Doctor of Philosophy (Ph.D.)
Graph processing is at the heart of many modern applications where graphs are used as the basic data structure to represent the entities of interest and the relationships between them. Improving the performance of graph-based applications, especially using parallelism techniques, has drawn significant interest both in academia and industry. On the one hand, modern CPU architectures are able to provide massive computational power by using sophisticated memory hierarchy and multi-level parallelism, including thread-level parallelism, data-level parallelism, etc. On the other hand, graph processing workloads are notoriously challenging for achieving high performance due to their irregular computation pattern and unpredictable control flow. Therefore, how to accelerate the performance of graph-based applications using parallelism is still an open question. This dissertation focuses on providing high performance for graph-based applications. To take full advantage of multi-level parallelism resources provided by CPUs, this dissertation studies the characteristics of graph-based applications and matches their parallel solutions with the underlying hardware via algorithm and system co-design. This dissertation divides graph-based applications into three categories: typical graph algorithms, sequential graph-based applications, and applications with graph-based solutions. The first category comprises typical graph algorithms with available parallel solutions. This dissertation proposes GraphPhi as a new approach to graph processing on emerging Intel Xeon Phi-like architectures. The second category includes specialized graph applications without nontrivial parallel solutions. This dissertation studies a state-of-the-art 2-hop labeling approach named Pruned Landmark Labeling (PLL). This dissertation proposes Batched Vertex-Centric PLL (BVC-PLL), which breaks PLL's inherent dependencies and parallelizes it in a scalable way. The third category includes applications that rely on graph-based solutions. This dissertation studies the sequential search algorithm for the graph-based indexing methods used for the Approximate Nearest Neighbor Search (ANNS) problem. This dissertation proposes Speed-ANN, a parallel similarity search algorithm that reveals hidden intra-query parallelism to accelerate the search speed while fulfilling the high accuracy requirement. Moreover, this dissertation further explores the optimization opportunities for computational graph-based deep neural network inference running on tiny devices, specifically microcontrollers (MCUs). Altogether, this dissertation studies graph-based applications and improves their performance by providing solutions of multi-level parallelism via algorithm and system co-design to match them with the underlying multi-core CPU architectures.

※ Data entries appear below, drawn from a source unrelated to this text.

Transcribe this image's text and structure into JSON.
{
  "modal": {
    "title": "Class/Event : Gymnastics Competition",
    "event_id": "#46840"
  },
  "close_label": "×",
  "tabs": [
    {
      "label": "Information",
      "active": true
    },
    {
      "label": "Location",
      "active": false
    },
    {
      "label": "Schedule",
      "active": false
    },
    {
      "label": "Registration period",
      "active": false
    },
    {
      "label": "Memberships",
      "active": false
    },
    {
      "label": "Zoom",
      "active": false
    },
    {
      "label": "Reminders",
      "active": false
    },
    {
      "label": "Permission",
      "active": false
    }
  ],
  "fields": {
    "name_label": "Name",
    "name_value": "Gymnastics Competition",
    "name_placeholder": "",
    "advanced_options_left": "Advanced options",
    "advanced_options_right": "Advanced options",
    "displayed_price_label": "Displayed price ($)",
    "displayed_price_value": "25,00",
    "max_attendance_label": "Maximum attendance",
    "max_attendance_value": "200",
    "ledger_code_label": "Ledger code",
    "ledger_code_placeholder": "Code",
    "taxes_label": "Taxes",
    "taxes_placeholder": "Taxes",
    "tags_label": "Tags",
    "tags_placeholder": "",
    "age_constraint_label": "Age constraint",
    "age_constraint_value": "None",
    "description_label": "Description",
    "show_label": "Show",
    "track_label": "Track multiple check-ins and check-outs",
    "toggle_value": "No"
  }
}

© The Author
Peng, Zhen, "Exploring Multi-Level Parallelism For Graph-Based Applications Via Algorithm And System Co-Design" (2022). Dissertations, Theses, and Masters Projects. William & Mary. Paper 1686662612.